In this chapter, John Gray argues against the very idea of morality, considering it an absurd concept, linked to the idea that we are different from other animals.
From a general, methodological point of view, the chapter is somewhat disappointing. The author keeps committing the naturalistic fallacy: dismissing ethics because humans can be very violent and are full of self-deception. But the whole point of ethics is making a distinction between what it is and what it ought to be. Therefore you can’t argue against ethics by presenting non-ethical behaviors, because ethics doesn’t plan to explain how humans do actually behave, but how they should behave according to a series of rules. You could discuss whether those rules make sense or not, you could also argue that trying to create a series of norms on how to behave based on what ought to be is hopeless, but this is different from stating that there is the Shoah, and the Gulags, so there are no ethics. It would be like pointing at several scientists who have cheated in their papers and use that as a proof to show that there is no scientific method.
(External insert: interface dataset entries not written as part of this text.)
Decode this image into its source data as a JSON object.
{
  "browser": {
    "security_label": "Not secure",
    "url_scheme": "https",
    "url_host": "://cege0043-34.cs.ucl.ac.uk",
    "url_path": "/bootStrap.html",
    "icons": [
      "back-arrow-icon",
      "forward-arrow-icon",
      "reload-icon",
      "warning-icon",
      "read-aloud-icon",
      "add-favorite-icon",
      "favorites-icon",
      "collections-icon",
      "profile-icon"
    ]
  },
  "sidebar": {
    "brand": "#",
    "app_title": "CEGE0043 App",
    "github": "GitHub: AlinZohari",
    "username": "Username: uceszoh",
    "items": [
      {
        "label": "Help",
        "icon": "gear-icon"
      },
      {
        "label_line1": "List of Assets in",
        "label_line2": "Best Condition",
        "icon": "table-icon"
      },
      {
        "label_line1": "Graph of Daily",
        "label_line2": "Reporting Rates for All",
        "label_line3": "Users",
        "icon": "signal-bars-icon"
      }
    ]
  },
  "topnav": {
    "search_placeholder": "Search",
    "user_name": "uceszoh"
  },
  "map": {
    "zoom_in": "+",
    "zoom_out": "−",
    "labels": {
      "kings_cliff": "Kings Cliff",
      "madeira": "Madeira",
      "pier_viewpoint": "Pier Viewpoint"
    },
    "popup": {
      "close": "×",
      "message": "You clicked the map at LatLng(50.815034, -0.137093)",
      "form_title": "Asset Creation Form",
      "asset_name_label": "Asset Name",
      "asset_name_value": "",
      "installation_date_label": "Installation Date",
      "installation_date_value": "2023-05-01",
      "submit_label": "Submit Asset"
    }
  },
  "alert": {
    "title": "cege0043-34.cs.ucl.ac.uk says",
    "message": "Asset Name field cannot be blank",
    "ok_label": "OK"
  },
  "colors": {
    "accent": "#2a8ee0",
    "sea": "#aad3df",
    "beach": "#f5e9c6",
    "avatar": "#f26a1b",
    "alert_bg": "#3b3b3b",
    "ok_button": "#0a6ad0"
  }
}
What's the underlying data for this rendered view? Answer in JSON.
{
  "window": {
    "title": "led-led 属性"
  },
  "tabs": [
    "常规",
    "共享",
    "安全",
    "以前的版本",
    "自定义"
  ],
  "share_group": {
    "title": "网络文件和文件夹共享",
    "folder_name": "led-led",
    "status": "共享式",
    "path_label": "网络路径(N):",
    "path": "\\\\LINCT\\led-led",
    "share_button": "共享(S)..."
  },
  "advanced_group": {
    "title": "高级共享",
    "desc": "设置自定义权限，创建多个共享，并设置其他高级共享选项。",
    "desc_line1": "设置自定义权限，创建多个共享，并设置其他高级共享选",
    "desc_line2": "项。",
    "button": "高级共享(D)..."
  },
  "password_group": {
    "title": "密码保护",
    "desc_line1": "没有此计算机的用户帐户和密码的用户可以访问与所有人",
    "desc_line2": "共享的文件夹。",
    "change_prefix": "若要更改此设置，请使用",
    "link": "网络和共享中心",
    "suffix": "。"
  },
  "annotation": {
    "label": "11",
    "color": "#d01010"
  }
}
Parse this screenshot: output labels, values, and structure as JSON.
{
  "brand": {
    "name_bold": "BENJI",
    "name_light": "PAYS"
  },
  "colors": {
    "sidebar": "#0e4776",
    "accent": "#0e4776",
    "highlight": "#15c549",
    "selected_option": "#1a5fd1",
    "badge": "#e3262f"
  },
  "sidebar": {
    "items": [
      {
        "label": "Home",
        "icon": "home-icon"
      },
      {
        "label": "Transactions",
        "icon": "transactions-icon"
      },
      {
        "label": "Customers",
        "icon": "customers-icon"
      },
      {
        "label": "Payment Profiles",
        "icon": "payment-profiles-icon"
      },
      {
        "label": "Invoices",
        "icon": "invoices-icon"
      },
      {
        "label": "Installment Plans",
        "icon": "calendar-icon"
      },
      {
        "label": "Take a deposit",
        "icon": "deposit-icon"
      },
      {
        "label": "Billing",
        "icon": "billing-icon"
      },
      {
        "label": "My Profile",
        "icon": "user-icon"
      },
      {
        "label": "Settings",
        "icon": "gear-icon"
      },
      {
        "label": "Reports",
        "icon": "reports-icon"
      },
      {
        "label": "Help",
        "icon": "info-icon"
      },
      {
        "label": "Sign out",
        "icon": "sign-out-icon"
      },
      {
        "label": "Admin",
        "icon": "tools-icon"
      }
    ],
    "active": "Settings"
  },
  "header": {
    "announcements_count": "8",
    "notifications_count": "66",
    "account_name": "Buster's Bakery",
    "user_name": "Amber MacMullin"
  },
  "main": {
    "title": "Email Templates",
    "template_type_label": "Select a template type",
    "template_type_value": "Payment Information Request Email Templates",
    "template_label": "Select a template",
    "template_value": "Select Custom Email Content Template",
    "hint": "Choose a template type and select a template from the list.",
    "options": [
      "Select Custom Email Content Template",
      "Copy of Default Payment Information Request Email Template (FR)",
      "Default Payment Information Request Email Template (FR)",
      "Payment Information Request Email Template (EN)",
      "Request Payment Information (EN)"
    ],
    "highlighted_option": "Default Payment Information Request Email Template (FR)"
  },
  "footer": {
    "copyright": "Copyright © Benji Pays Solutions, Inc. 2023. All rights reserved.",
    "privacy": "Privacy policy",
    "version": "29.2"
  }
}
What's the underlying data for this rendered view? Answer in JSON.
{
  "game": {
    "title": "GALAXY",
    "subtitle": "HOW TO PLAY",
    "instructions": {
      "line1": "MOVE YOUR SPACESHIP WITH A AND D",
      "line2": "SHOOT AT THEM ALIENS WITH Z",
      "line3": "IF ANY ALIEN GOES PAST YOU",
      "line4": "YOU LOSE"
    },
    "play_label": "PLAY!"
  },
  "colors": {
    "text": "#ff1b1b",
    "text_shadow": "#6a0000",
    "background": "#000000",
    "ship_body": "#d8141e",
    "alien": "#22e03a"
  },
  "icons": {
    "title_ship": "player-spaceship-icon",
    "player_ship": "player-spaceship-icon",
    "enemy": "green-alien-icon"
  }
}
And of course, every anecdote of violence and moral dishonesty could be matched with an example of compassion and heroism. Take Viktor Frankl Man’s Search for Meaning which presents a very different moral from Auschwitz.
The author tries to get rid of the is versus ought debate in pages 112-113 but his argument is quite weak,mostly appealing at Daoism as a culture/religion in which that distinction didn’t work as expected. It is interesting, but not strong enough as an argument.
However, I fully agree with his description on how Daoists live, and lately I’ve been thinking that Daoists and Gray are right: to live a meaningful life is just to consider the present moment in a non-judgemental manner, consider what is best for the whole situation, and not just our own interests, and just do that.
Also, the text contains powerful insights
– the difference between rules of thumb to live well and moral imperatives that derive from divine principles. Rules of thumb help you to live a better life and don’t disturb other people, while moral imperatives do not seem as able to dp that. This phenomenon – I add- can be seen in Buddhist ethics, in which moral precepts are not commandments, but suggestions that will lead you to a happier life, so they are precepts you should take for your own interest, for living a better life.
– Historically, morality has not been addressed to the whole mankind, but to specific groups. The ethics of the Old Testament is addressed only to Jews. Therefore -I add- “Thou shall not kill” doesn’t refer to any human, it means “do not kill other Jews”.
– It is also refreshing to remember how intellectuals in the Western world were trying to cover all the atrocities perpetrated by Stalin. We still adore authors and thinkers like the Bernard Shaw or Jean Paul Sartre, despite they try to disguise genocides as “revolutionary actions”
And my favorite (p. 99) how Humanism and Christianity make tragedy impossible. Tragedies are either “blessing in disguise” (Christians) or “an edifying reminder of how we can thrive in misfortune”
Some things I didn’t find as enlightening
When he argues in page 94 that Hilter shared some Enlightenment ideas,namely, positive and negative eugenics I think he is going a little bit too far. Eugenics was mostly a pseudoscientific cover for very unenlightened beliefs of the superiority of one group against another.
When he dismisses Rawl’s theory of justice because moral intuitions are not stable but rapidly modify in time. “A century ago everyone knew that gay sex was wrong”. (p. 102). Besides the fact that Rawl’s theory has included some mental experiments precisely to avoid that, I don’t see why moral intuitions cannot change through time, the same way that our scientific intuitions do. Only religious people believe that moral truths are the same independent of how human culture and society develops.
I didn’t get the point of section 10 “A weakness for prudence”. He asks “Why should my future goals matter more than those I have now?” the answer is so obvious, we, animals, want to live well as much time as possible, so we want to avoid things that can be pleasurable in the short term but fatal later, that I guess he is trying to make some other point, which I don’t get, or trying to be an enfant terrible.
A more personal note: One of the things that annoy me most of the XXI century art and culture is presenting as “deep” and “revolutionary” giving very detailed descriptions of violence and human suffering in novels and movies. John Gray does that a couple of times in this chapter. At best, it is just emotional violence on the reader passing as arguments, at worst it is sadism disguised as haute culture. I’m thinking of stuff like the movie “The Act of Killing” which some critics consider one of the best documentaries of all times.